What you need to do:
Every entry should be duplicated verbatim, and no picture may appear in the copy.

Dataset rows describing interfaces:
----

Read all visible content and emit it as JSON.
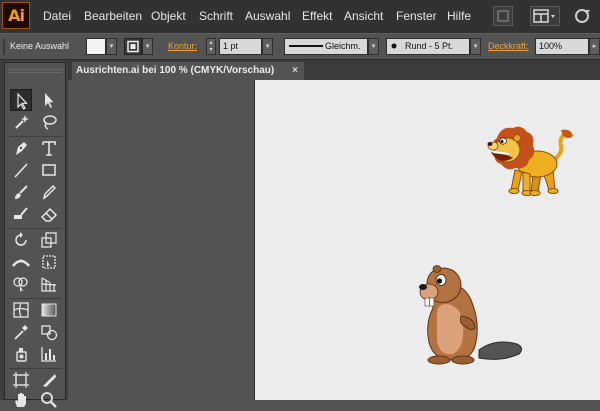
{
  "app": {
    "logo": "Ai",
    "menu": [
      "Datei",
      "Bearbeiten",
      "Objekt",
      "Schrift",
      "Auswahl",
      "Effekt",
      "Ansicht",
      "Fenster",
      "Hilfe"
    ],
    "accent": "#f39a1e"
  },
  "control": {
    "selection": "Keine Auswahl",
    "stroke_label": "Kontur:",
    "stroke_weight": "1 pt",
    "stroke_style": "Gleichm.",
    "brush": "Rund - 5 Pt.",
    "opacity_label": "Deckkraft:",
    "opacity_value": "100%"
  },
  "document": {
    "tab_title": "Ausrichten.ai bei 100 % (CMYK/Vorschau)",
    "close_glyph": "×"
  },
  "panel": {
    "collapse_glyph": "◂◂",
    "tools": [
      "selection",
      "direct-selection",
      "magic-wand",
      "lasso",
      "pen",
      "type",
      "line-segment",
      "rectangle",
      "paintbrush",
      "pencil",
      "blob-brush",
      "eraser",
      "rotate",
      "scale",
      "width",
      "free-transform",
      "shape-builder",
      "perspective-grid",
      "mesh",
      "gradient",
      "eyedropper",
      "blend",
      "symbol-sprayer",
      "column-graph",
      "artboard",
      "slice",
      "hand",
      "zoom"
    ]
  },
  "canvas": {
    "artwork": [
      "lion-illustration",
      "beaver-illustration"
    ]
  }
}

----

Result for this exercise:
Read all visible content and emit it as JSON.
{
  "app": {
    "logo": "Ai",
    "menu": [
      "Datei",
      "Bearbeiten",
      "Objekt",
      "Schrift",
      "Auswahl",
      "Effekt",
      "Ansicht",
      "Fenster",
      "Hilfe"
    ],
    "accent": "#f39a1e"
  },
  "control": {
    "selection": "Keine Auswahl",
    "stroke_label": "Kontur:",
    "stroke_weight": "1 pt",
    "stroke_style": "Gleichm.",
    "brush": "Rund - 5 Pt.",
    "opacity_label": "Deckkraft:",
    "opacity_value": "100%"
  },
  "document": {
    "tab_title": "Ausrichten.ai bei 100 % (CMYK/Vorschau)",
    "close_glyph": "×"
  },
  "panel": {
    "collapse_glyph": "◂◂",
    "tools": [
      "selection",
      "direct-selection",
      "magic-wand",
      "lasso",
      "pen",
      "type",
      "line-segment",
      "rectangle",
      "paintbrush",
      "pencil",
      "blob-brush",
      "eraser",
      "rotate",
      "scale",
      "width",
      "free-transform",
      "shape-builder",
      "perspective-grid",
      "mesh",
      "gradient",
      "eyedropper",
      "blend",
      "symbol-sprayer",
      "column-graph",
      "artboard",
      "slice",
      "hand",
      "zoom"
    ]
  },
  "canvas": {
    "artwork": [
      "lion-illustration",
      "beaver-illustration"
    ]
  }
}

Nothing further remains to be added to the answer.